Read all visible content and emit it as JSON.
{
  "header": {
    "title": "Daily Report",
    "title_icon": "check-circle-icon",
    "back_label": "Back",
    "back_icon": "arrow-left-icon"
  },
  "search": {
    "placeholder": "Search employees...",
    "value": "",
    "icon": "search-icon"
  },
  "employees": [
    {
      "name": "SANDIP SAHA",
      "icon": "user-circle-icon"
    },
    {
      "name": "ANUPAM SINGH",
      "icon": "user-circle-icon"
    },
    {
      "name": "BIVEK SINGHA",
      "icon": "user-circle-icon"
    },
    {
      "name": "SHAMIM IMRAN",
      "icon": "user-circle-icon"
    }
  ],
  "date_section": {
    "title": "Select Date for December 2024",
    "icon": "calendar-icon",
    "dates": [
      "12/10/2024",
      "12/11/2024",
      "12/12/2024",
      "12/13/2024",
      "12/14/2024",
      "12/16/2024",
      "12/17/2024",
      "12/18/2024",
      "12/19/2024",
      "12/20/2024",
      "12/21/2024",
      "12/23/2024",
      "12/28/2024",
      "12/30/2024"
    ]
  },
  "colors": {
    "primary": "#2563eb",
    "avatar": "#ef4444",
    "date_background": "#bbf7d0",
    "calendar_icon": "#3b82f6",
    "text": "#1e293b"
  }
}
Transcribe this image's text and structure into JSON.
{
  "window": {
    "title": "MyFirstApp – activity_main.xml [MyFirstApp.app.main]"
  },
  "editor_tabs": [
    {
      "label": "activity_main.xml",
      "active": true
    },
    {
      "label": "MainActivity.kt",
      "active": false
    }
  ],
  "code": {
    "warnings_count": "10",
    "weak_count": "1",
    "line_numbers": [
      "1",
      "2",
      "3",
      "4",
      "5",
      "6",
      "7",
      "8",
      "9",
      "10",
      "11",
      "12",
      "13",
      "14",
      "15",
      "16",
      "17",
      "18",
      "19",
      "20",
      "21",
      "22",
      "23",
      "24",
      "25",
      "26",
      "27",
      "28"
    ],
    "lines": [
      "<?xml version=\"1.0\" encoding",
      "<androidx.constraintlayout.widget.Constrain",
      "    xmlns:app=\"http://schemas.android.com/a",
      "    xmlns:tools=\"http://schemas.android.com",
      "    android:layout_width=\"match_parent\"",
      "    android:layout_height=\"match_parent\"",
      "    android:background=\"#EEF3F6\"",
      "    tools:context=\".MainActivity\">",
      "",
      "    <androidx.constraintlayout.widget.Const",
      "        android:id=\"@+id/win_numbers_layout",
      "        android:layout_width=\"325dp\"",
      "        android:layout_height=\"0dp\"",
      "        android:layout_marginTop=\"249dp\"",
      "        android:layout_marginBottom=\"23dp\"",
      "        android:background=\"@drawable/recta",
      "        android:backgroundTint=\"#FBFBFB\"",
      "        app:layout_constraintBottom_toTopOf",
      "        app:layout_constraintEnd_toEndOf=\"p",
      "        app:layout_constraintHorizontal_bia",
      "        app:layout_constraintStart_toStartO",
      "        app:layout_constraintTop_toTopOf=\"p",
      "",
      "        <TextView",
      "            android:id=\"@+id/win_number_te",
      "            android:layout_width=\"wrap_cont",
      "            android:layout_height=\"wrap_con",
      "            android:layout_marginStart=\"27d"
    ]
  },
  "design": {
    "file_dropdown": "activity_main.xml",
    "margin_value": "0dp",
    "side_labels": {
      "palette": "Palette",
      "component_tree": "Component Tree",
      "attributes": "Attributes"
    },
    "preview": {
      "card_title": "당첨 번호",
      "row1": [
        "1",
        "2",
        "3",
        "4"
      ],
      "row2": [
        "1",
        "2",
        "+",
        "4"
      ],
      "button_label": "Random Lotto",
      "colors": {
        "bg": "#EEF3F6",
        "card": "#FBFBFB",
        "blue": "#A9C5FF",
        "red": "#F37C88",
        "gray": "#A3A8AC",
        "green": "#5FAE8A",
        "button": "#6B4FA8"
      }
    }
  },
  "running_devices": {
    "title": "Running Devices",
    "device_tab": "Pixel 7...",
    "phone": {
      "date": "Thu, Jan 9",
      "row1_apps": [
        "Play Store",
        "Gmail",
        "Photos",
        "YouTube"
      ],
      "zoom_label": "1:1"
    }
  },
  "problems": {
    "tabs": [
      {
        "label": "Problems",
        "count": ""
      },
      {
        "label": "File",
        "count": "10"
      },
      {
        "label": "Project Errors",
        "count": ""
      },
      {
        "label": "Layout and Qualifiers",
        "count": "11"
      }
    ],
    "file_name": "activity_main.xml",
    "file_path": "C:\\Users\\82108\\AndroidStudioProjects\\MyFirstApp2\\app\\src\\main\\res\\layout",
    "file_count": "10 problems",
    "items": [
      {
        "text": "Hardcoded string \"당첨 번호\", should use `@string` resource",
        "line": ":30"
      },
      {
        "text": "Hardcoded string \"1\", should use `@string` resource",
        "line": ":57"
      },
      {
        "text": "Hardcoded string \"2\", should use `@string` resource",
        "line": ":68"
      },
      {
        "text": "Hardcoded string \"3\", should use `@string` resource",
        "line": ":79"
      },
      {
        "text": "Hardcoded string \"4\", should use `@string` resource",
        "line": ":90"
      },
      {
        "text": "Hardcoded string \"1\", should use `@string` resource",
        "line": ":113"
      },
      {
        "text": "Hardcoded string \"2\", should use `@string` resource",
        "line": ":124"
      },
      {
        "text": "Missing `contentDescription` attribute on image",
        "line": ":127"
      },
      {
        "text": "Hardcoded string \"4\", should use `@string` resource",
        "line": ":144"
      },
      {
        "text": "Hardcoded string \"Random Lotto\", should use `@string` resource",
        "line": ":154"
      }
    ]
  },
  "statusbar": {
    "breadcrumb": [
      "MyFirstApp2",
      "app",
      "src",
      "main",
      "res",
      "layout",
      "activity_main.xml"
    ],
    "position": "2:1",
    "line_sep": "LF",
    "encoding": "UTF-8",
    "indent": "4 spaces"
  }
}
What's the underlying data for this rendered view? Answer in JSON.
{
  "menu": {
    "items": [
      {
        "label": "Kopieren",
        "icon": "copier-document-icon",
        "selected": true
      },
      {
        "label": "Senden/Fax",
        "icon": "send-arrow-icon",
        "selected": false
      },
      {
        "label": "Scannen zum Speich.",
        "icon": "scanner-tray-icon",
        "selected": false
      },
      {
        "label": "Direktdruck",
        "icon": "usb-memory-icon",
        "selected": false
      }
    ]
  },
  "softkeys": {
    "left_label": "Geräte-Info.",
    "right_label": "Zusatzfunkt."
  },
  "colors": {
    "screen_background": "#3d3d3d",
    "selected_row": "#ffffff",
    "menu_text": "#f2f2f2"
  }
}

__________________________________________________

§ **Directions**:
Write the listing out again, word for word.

§ **Task solution**:
Read all visible content and emit it as JSON.
{
  "header": {
    "title": "Daily Report",
    "title_icon": "check-circle-icon",
    "back_label": "Back",
    "back_icon": "arrow-left-icon"
  },
  "search": {
    "placeholder": "Search employees...",
    "value": "",
    "icon": "search-icon"
  },
  "employees": [
    {
      "name": "SANDIP SAHA",
      "icon": "user-circle-icon"
    },
    {
      "name": "ANUPAM SINGH",
      "icon": "user-circle-icon"
    },
    {
      "name": "BIVEK SINGHA",
      "icon": "user-circle-icon"
    },
    {
      "name": "SHAMIM IMRAN",
      "icon": "user-circle-icon"
    }
  ],
  "date_section": {
    "title": "Select Date for December 2024",
    "icon": "calendar-icon",
    "dates": [
      "12/10/2024",
      "12/11/2024",
      "12/12/2024",
      "12/13/2024",
      "12/14/2024",
      "12/16/2024",
      "12/17/2024",
      "12/18/2024",
      "12/19/2024",
      "12/20/2024",
      "12/21/2024",
      "12/23/2024",
      "12/28/2024",
      "12/30/2024"
    ]
  },
  "colors": {
    "primary": "#2563eb",
    "avatar": "#ef4444",
    "date_background": "#bbf7d0",
    "calendar_icon": "#3b82f6",
    "text": "#1e293b"
  }
}
Transcribe this image's text and structure into JSON.
{
  "window": {
    "title": "MyFirstApp – activity_main.xml [MyFirstApp.app.main]"
  },
  "editor_tabs": [
    {
      "label": "activity_main.xml",
      "active": true
    },
    {
      "label": "MainActivity.kt",
      "active": false
    }
  ],
  "code": {
    "warnings_count": "10",
    "weak_count": "1",
    "line_numbers": [
      "1",
      "2",
      "3",
      "4",
      "5",
      "6",
      "7",
      "8",
      "9",
      "10",
      "11",
      "12",
      "13",
      "14",
      "15",
      "16",
      "17",
      "18",
      "19",
      "20",
      "21",
      "22",
      "23",
      "24",
      "25",
      "26",
      "27",
      "28"
    ],
    "lines": [
      "<?xml version=\"1.0\" encoding",
      "<androidx.constraintlayout.widget.Constrain",
      "    xmlns:app=\"http://schemas.android.com/a",
      "    xmlns:tools=\"http://schemas.android.com",
      "    android:layout_width=\"match_parent\"",
      "    android:layout_height=\"match_parent\"",
      "    android:background=\"#EEF3F6\"",
      "    tools:context=\".MainActivity\">",
      "",
      "    <androidx.constraintlayout.widget.Const",
      "        android:id=\"@+id/win_numbers_layout",
      "        android:layout_width=\"325dp\"",
      "        android:layout_height=\"0dp\"",
      "        android:layout_marginTop=\"249dp\"",
      "        android:layout_marginBottom=\"23dp\"",
      "        android:background=\"@drawable/recta",
      "        android:backgroundTint=\"#FBFBFB\"",
      "        app:layout_constraintBottom_toTopOf",
      "        app:layout_constraintEnd_toEndOf=\"p",
      "        app:layout_constraintHorizontal_bia",
      "        app:layout_constraintStart_toStartO",
      "        app:layout_constraintTop_toTopOf=\"p",
      "",
      "        <TextView",
      "            android:id=\"@+id/win_number_te",
      "            android:layout_width=\"wrap_cont",
      "            android:layout_height=\"wrap_con",
      "            android:layout_marginStart=\"27d"
    ]
  },
  "design": {
    "file_dropdown": "activity_main.xml",
    "margin_value": "0dp",
    "side_labels": {
      "palette": "Palette",
      "component_tree": "Component Tree",
      "attributes": "Attributes"
    },
    "preview": {
      "card_title": "당첨 번호",
      "row1": [
        "1",
        "2",
        "3",
        "4"
      ],
      "row2": [
        "1",
        "2",
        "+",
        "4"
      ],
      "button_label": "Random Lotto",
      "colors": {
        "bg": "#EEF3F6",
        "card": "#FBFBFB",
        "blue": "#A9C5FF",
        "red": "#F37C88",
        "gray": "#A3A8AC",
        "green": "#5FAE8A",
        "button": "#6B4FA8"
      }
    }
  },
  "running_devices": {
    "title": "Running Devices",
    "device_tab": "Pixel 7...",
    "phone": {
      "date": "Thu, Jan 9",
      "row1_apps": [
        "Play Store",
        "Gmail",
        "Photos",
        "YouTube"
      ],
      "zoom_label": "1:1"
    }
  },
  "problems": {
    "tabs": [
      {
        "label": "Problems",
        "count": ""
      },
      {
        "label": "File",
        "count": "10"
      },
      {
        "label": "Project Errors",
        "count": ""
      },
      {
        "label": "Layout and Qualifiers",
        "count": "11"
      }
    ],
    "file_name": "activity_main.xml",
    "file_path": "C:\\Users\\82108\\AndroidStudioProjects\\MyFirstApp2\\app\\src\\main\\res\\layout",
    "file_count": "10 problems",
    "items": [
      {
        "text": "Hardcoded string \"당첨 번호\", should use `@string` resource",
        "line": ":30"
      },
      {
        "text": "Hardcoded string \"1\", should use `@string` resource",
        "line": ":57"
      },
      {
        "text": "Hardcoded string \"2\", should use `@string` resource",
        "line": ":68"
      },
      {
        "text": "Hardcoded string \"3\", should use `@string` resource",
        "line": ":79"
      },
      {
        "text": "Hardcoded string \"4\", should use `@string` resource",
        "line": ":90"
      },
      {
        "text": "Hardcoded string \"1\", should use `@string` resource",
        "line": ":113"
      },
      {
        "text": "Hardcoded string \"2\", should use `@string` resource",
        "line": ":124"
      },
      {
        "text": "Missing `contentDescription` attribute on image",
        "line": ":127"
      },
      {
        "text": "Hardcoded string \"4\", should use `@string` resource",
        "line": ":144"
      },
      {
        "text": "Hardcoded string \"Random Lotto\", should use `@string` resource",
        "line": ":154"
      }
    ]
  },
  "statusbar": {
    "breadcrumb": [
      "MyFirstApp2",
      "app",
      "src",
      "main",
      "res",
      "layout",
      "activity_main.xml"
    ],
    "position": "2:1",
    "line_sep": "LF",
    "encoding": "UTF-8",
    "indent": "4 spaces"
  }
}
What's the underlying data for this rendered view? Answer in JSON.
{
  "menu": {
    "items": [
      {
        "label": "Kopieren",
        "icon": "copier-document-icon",
        "selected": true
      },
      {
        "label": "Senden/Fax",
        "icon": "send-arrow-icon",
        "selected": false
      },
      {
        "label": "Scannen zum Speich.",
        "icon": "scanner-tray-icon",
        "selected": false
      },
      {
        "label": "Direktdruck",
        "icon": "usb-memory-icon",
        "selected": false
      }
    ]
  },
  "softkeys": {
    "left_label": "Geräte-Info.",
    "right_label": "Zusatzfunkt."
  },
  "colors": {
    "screen_background": "#3d3d3d",
    "selected_row": "#ffffff",
    "menu_text": "#f2f2f2"
  }
}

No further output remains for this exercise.